Learn how the use of cutting tools started and its evolution.
It all started 10,000 B.C., in the Paleolithic Period, when the first cutting tools were developed by using sharp bones and broken pieces of stone. In the Neolithic Period (from 8000 B.C to 5000 B.C.), also known as the New Stone Age, is the second period of pre-history, and is marked by the development of farming societies. This period is referred to as New Stone Age since the tools started being produced through the polishing of stones and working on the cutting line.
In this sense, it is important to emphasize that the previous period, the Paleolithic, is referred to as the Old Stone Age, since stones were not submitted to this treatment.
In the Neolithic period, one of the greatest technological advances in tool manufacturing took shape, and the iron melting and treatment technique was greatly improved. Now, this ore is no longer treated through percussion and polishing as the Stone, but through several new features (such as the oven, anvil, bellows and hammer) that have enabled man to produce the very matter from which the tool will be made. It was the embryo of the metallurgical industry we know today.
In 3000 B.C., the Egyptians started using tools such as saws, bow drills and chisels made of bronze. Iron started being used by the Greeks, the Romans and the Nordic peoples of Europe to produce household tools, houses and ships.
Despite the great progress regarding the construction of those tools, the work, developed by the important figure of the blacksmith, was still extremely manual and used both human force and animal motor. It was only in 1769, when brilliant British engineer James Watt revolutionized the general industry by improving the existing steam engines of the time. From Watt’s modifications, steam engines started to move the first trains, boats, factories, as well as forgeries and coal mines, and in that way, set the base for the Industrial Revolution. That great invention would forever transform the way the factories produced and sharpened their cutting tools.
The tools started to be powered by engines, whether steam, liquid fuel, or electricity. That made it possible to have simultaneous operation of several hammers, drills and scrapers, a level of automation that was previously impossible. In addition, there was an immeasurable increase of speed, precision of movements, and operating time of machines, essential factors for the evolution of the metallurgy industry.
Samot Tool Manufacturing Structure: applying technology on our clients’ projects.
Samot excels for having a high level of technology and several types of machinery in its manufacturing plant to build and sharpen its proprietary tools. Its tooling contributes in the optimization of its machining processes, from a technical team dedicated to designing, building and sharpening tools as necessary.
Furthermore, we offer a full structure for the manufacturing of tools, delivering greater agility for the development of new projects and greater competitiveness through the reduction of costs in our manufacturing processes.
The process of Re-sharpening can be repeated several times, allowing a single tool to be used for a long time with the same precision of a new device. In this process, coating can be also applied, if necessary. Coating improves the performance of the tool, providing productivity gains and extending its useful life.
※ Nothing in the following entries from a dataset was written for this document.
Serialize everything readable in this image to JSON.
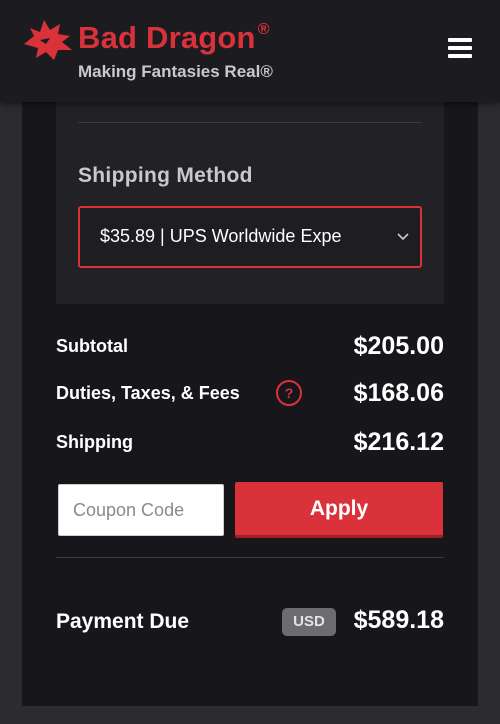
{
  "header": {
    "brand": "Bad Dragon",
    "trademark": "®",
    "tagline": "Making Fantasies Real®",
    "logo_icon": "dragon-head-icon",
    "menu_icon": "hamburger-menu-icon"
  },
  "shipping": {
    "title": "Shipping Method",
    "selected": "$35.89 | UPS Worldwide Expe"
  },
  "summary": {
    "subtotal_label": "Subtotal",
    "subtotal_value": "$205.00",
    "duties_label": "Duties, Taxes, & Fees",
    "duties_help": "?",
    "duties_value": "$168.06",
    "shipping_label": "Shipping",
    "shipping_value": "$216.12"
  },
  "coupon": {
    "placeholder": "Coupon Code",
    "apply_label": "Apply"
  },
  "payment": {
    "label": "Payment Due",
    "currency": "USD",
    "value": "$589.18"
  },
  "colors": {
    "brand_red": "#d9323a",
    "background": "#2c2c30",
    "card": "#17171b",
    "panel": "#222226"
  }
}
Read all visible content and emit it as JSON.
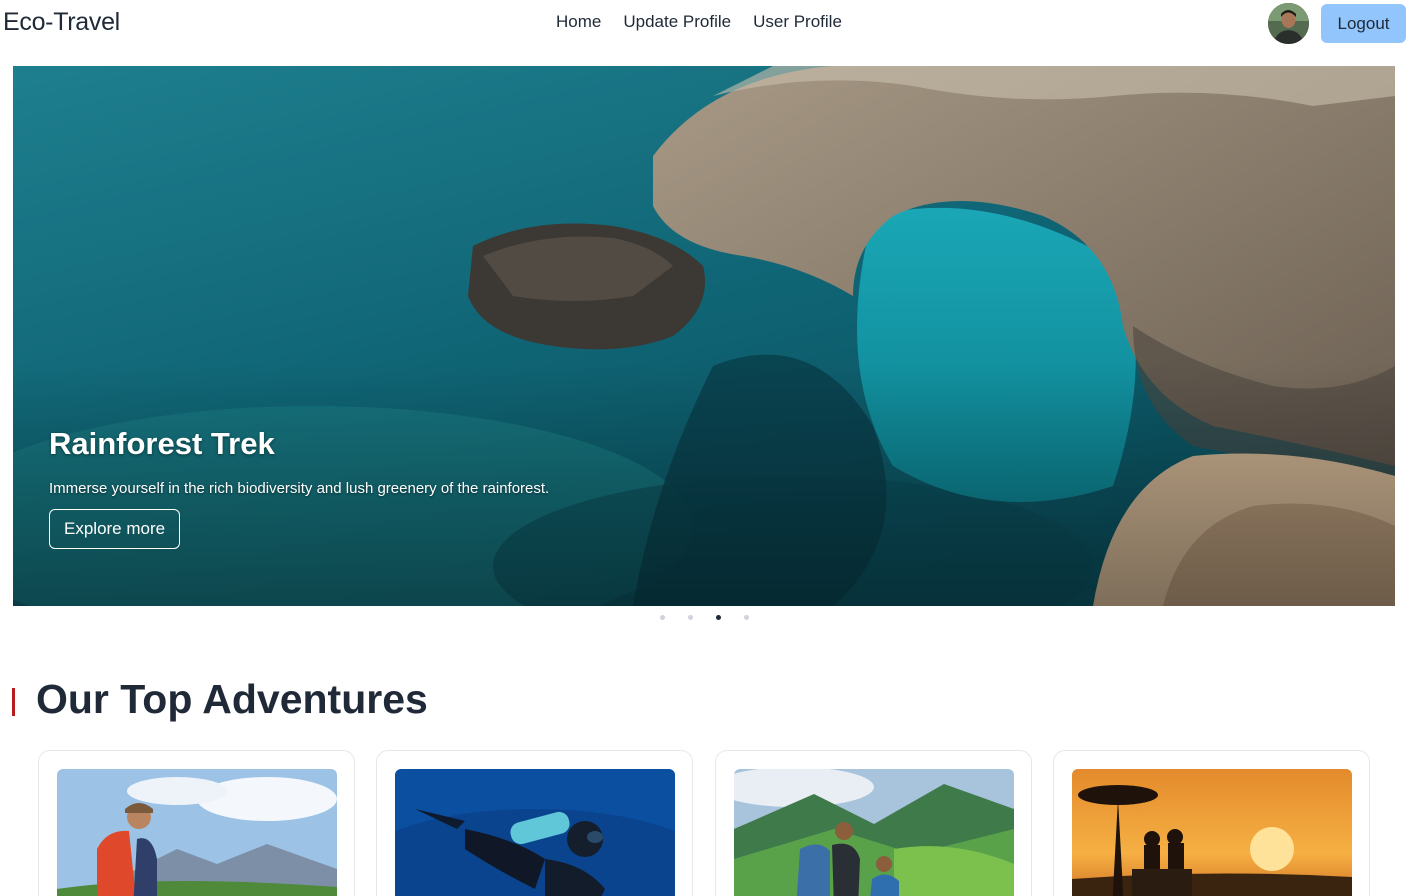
{
  "navbar": {
    "brand": "Eco-Travel",
    "links": [
      "Home",
      "Update Profile",
      "User Profile"
    ],
    "logout_label": "Logout"
  },
  "hero": {
    "title": "Rainforest Trek",
    "description": "Immerse yourself in the rich biodiversity and lush greenery of the rainforest.",
    "button_label": "Explore more",
    "slide_count": 4,
    "active_slide": 3
  },
  "section": {
    "title": "Our Top Adventures"
  },
  "cards": [
    {
      "image": "hiker-mountains"
    },
    {
      "image": "scuba-diver"
    },
    {
      "image": "hikers-valley"
    },
    {
      "image": "safari-sunset"
    }
  ],
  "colors": {
    "logout_bg": "#93c5fd",
    "section_accent": "#b91c1c",
    "text": "#1f2937"
  }
}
Advantages of the sharpening department in Samot corporation:
Vantagens do setor afiação na corporação Samot:
Fabrication with own know-how.
Agility in delivering on time.
Versatility in adapting tools.
Technical team duly trained for innovations.
Fabrication and re-sharpening of tools in production.
Special tools with lower costs.
Reuse of obsolete tools for new products.
Check below all the stages of this development.
It is for these and many other reasons that Samot is considered a reference in this industry by many manufacturers. Always seeking new and better practices, we have quality, agility, and efficiency as requirements in all our deliveries, making these characteristics also reflect on all our internal processes.